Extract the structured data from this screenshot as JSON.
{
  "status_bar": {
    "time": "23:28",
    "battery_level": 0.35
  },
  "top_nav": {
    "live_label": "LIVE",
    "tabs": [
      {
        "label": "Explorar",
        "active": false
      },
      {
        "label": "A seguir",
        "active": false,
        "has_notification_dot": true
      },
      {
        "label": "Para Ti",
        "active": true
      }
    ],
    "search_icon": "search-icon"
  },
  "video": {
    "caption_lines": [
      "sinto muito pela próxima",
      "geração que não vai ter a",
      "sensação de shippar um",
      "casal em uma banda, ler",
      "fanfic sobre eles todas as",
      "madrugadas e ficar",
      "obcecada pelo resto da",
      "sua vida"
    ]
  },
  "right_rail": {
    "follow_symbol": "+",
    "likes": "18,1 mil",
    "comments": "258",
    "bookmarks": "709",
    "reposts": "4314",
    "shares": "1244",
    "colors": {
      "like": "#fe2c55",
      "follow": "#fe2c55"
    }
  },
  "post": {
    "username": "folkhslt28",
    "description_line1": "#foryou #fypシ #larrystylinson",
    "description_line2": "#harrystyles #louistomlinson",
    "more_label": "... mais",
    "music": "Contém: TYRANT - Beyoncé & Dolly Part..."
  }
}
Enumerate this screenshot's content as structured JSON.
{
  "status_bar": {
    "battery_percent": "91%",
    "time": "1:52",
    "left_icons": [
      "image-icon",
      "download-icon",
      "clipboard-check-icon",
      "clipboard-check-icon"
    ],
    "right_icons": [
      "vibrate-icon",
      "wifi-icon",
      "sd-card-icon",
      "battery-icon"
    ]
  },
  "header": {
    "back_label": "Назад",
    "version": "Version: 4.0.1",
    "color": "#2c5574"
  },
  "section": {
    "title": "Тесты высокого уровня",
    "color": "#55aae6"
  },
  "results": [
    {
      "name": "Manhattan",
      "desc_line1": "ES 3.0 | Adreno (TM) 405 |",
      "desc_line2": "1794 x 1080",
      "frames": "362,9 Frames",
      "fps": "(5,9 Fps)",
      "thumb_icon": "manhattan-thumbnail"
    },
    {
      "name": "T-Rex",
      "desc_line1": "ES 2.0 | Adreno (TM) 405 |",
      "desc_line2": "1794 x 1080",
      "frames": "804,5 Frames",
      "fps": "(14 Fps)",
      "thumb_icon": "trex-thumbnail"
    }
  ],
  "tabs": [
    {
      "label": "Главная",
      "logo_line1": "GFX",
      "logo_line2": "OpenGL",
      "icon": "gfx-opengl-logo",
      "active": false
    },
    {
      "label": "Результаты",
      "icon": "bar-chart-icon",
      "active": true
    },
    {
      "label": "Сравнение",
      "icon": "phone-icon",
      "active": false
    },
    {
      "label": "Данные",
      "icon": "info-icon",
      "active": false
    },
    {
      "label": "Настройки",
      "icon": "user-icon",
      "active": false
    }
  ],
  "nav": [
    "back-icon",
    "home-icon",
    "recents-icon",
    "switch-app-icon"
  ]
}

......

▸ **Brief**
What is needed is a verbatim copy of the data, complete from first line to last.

▸ **Your response**
Extract the structured data from this screenshot as JSON.
{
  "status_bar": {
    "time": "23:28",
    "battery_level": 0.35
  },
  "top_nav": {
    "live_label": "LIVE",
    "tabs": [
      {
        "label": "Explorar",
        "active": false
      },
      {
        "label": "A seguir",
        "active": false,
        "has_notification_dot": true
      },
      {
        "label": "Para Ti",
        "active": true
      }
    ],
    "search_icon": "search-icon"
  },
  "video": {
    "caption_lines": [
      "sinto muito pela próxima",
      "geração que não vai ter a",
      "sensação de shippar um",
      "casal em uma banda, ler",
      "fanfic sobre eles todas as",
      "madrugadas e ficar",
      "obcecada pelo resto da",
      "sua vida"
    ]
  },
  "right_rail": {
    "follow_symbol": "+",
    "likes": "18,1 mil",
    "comments": "258",
    "bookmarks": "709",
    "reposts": "4314",
    "shares": "1244",
    "colors": {
      "like": "#fe2c55",
      "follow": "#fe2c55"
    }
  },
  "post": {
    "username": "folkhslt28",
    "description_line1": "#foryou #fypシ #larrystylinson",
    "description_line2": "#harrystyles #louistomlinson",
    "more_label": "... mais",
    "music": "Contém: TYRANT - Beyoncé & Dolly Part..."
  }
}
Enumerate this screenshot's content as structured JSON.
{
  "status_bar": {
    "battery_percent": "91%",
    "time": "1:52",
    "left_icons": [
      "image-icon",
      "download-icon",
      "clipboard-check-icon",
      "clipboard-check-icon"
    ],
    "right_icons": [
      "vibrate-icon",
      "wifi-icon",
      "sd-card-icon",
      "battery-icon"
    ]
  },
  "header": {
    "back_label": "Назад",
    "version": "Version: 4.0.1",
    "color": "#2c5574"
  },
  "section": {
    "title": "Тесты высокого уровня",
    "color": "#55aae6"
  },
  "results": [
    {
      "name": "Manhattan",
      "desc_line1": "ES 3.0 | Adreno (TM) 405 |",
      "desc_line2": "1794 x 1080",
      "frames": "362,9 Frames",
      "fps": "(5,9 Fps)",
      "thumb_icon": "manhattan-thumbnail"
    },
    {
      "name": "T-Rex",
      "desc_line1": "ES 2.0 | Adreno (TM) 405 |",
      "desc_line2": "1794 x 1080",
      "frames": "804,5 Frames",
      "fps": "(14 Fps)",
      "thumb_icon": "trex-thumbnail"
    }
  ],
  "tabs": [
    {
      "label": "Главная",
      "logo_line1": "GFX",
      "logo_line2": "OpenGL",
      "icon": "gfx-opengl-logo",
      "active": false
    },
    {
      "label": "Результаты",
      "icon": "bar-chart-icon",
      "active": true
    },
    {
      "label": "Сравнение",
      "icon": "phone-icon",
      "active": false
    },
    {
      "label": "Данные",
      "icon": "info-icon",
      "active": false
    },
    {
      "label": "Настройки",
      "icon": "user-icon",
      "active": false
    }
  ],
  "nav": [
    "back-icon",
    "home-icon",
    "recents-icon",
    "switch-app-icon"
  ]
}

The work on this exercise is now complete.